■ YOUR ASSIGNMENT
Start at the first line below and write out everything verbatim except the pictures.

■ GIVEN RECORDS
[Start of Attachment]

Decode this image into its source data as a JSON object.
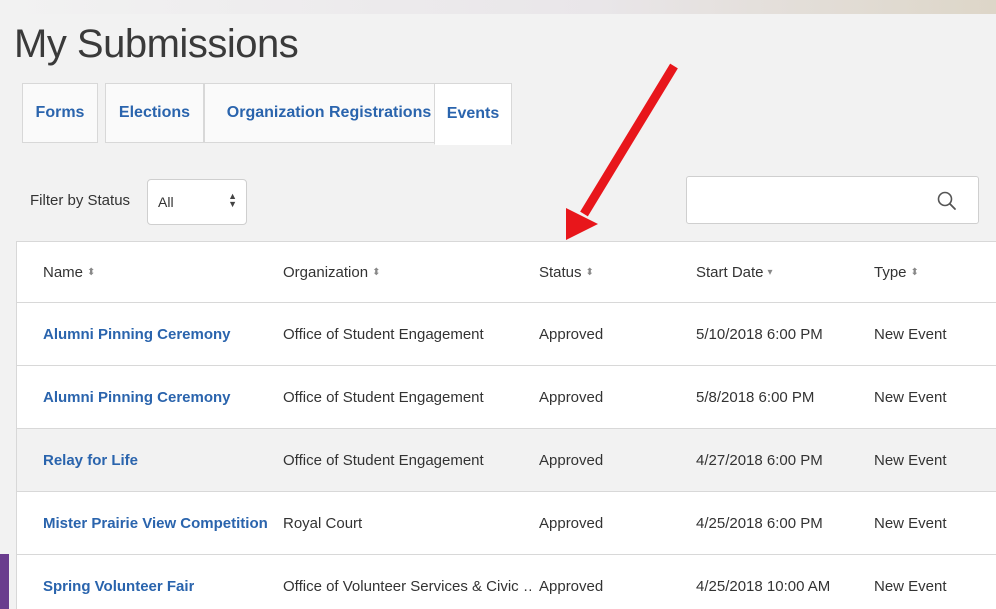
{
  "page_title": "My Submissions",
  "tabs": [
    {
      "label": "Forms",
      "active": false
    },
    {
      "label": "Elections",
      "active": false
    },
    {
      "label": "Organization Registrations",
      "active": false
    },
    {
      "label": "Events",
      "active": true
    }
  ],
  "filter": {
    "label": "Filter by Status",
    "selected": "All"
  },
  "search": {
    "placeholder": "",
    "value": "",
    "icon": "search-icon"
  },
  "table": {
    "columns": [
      {
        "label": "Name",
        "sort_icon": "⬍"
      },
      {
        "label": "Organization",
        "sort_icon": "⬍"
      },
      {
        "label": "Status",
        "sort_icon": "⬍"
      },
      {
        "label": "Start Date",
        "sort_icon": "▾"
      },
      {
        "label": "Type",
        "sort_icon": "⬍"
      }
    ],
    "rows": [
      {
        "name": "Alumni Pinning Ceremony",
        "organization": "Office of Student Engagement",
        "status": "Approved",
        "start_date": "5/10/2018 6:00 PM",
        "type": "New Event"
      },
      {
        "name": "Alumni Pinning Ceremony",
        "organization": "Office of Student Engagement",
        "status": "Approved",
        "start_date": "5/8/2018 6:00 PM",
        "type": "New Event"
      },
      {
        "name": "Relay for Life",
        "organization": "Office of Student Engagement",
        "status": "Approved",
        "start_date": "4/27/2018 6:00 PM",
        "type": "New Event"
      },
      {
        "name": "Mister Prairie View Competition",
        "organization": "Royal Court",
        "status": "Approved",
        "start_date": "4/25/2018 6:00 PM",
        "type": "New Event"
      },
      {
        "name": "Spring Volunteer Fair",
        "organization": "Office of Volunteer Services & Civic …",
        "status": "Approved",
        "start_date": "4/25/2018 10:00 AM",
        "type": "New Event"
      }
    ]
  },
  "colors": {
    "link": "#2a64ad",
    "annotation_arrow": "#e8161b",
    "highlight_row": "#f2f2f2"
  }
}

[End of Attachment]

■ SOLUTION TO THE EXERCISE
Decode this image into its source data as a JSON object.
{
  "page_title": "My Submissions",
  "tabs": [
    {
      "label": "Forms",
      "active": false
    },
    {
      "label": "Elections",
      "active": false
    },
    {
      "label": "Organization Registrations",
      "active": false
    },
    {
      "label": "Events",
      "active": true
    }
  ],
  "filter": {
    "label": "Filter by Status",
    "selected": "All"
  },
  "search": {
    "placeholder": "",
    "value": "",
    "icon": "search-icon"
  },
  "table": {
    "columns": [
      {
        "label": "Name",
        "sort_icon": "⬍"
      },
      {
        "label": "Organization",
        "sort_icon": "⬍"
      },
      {
        "label": "Status",
        "sort_icon": "⬍"
      },
      {
        "label": "Start Date",
        "sort_icon": "▾"
      },
      {
        "label": "Type",
        "sort_icon": "⬍"
      }
    ],
    "rows": [
      {
        "name": "Alumni Pinning Ceremony",
        "organization": "Office of Student Engagement",
        "status": "Approved",
        "start_date": "5/10/2018 6:00 PM",
        "type": "New Event"
      },
      {
        "name": "Alumni Pinning Ceremony",
        "organization": "Office of Student Engagement",
        "status": "Approved",
        "start_date": "5/8/2018 6:00 PM",
        "type": "New Event"
      },
      {
        "name": "Relay for Life",
        "organization": "Office of Student Engagement",
        "status": "Approved",
        "start_date": "4/27/2018 6:00 PM",
        "type": "New Event"
      },
      {
        "name": "Mister Prairie View Competition",
        "organization": "Royal Court",
        "status": "Approved",
        "start_date": "4/25/2018 6:00 PM",
        "type": "New Event"
      },
      {
        "name": "Spring Volunteer Fair",
        "organization": "Office of Volunteer Services & Civic …",
        "status": "Approved",
        "start_date": "4/25/2018 10:00 AM",
        "type": "New Event"
      }
    ]
  },
  "colors": {
    "link": "#2a64ad",
    "annotation_arrow": "#e8161b",
    "highlight_row": "#f2f2f2"
  }
}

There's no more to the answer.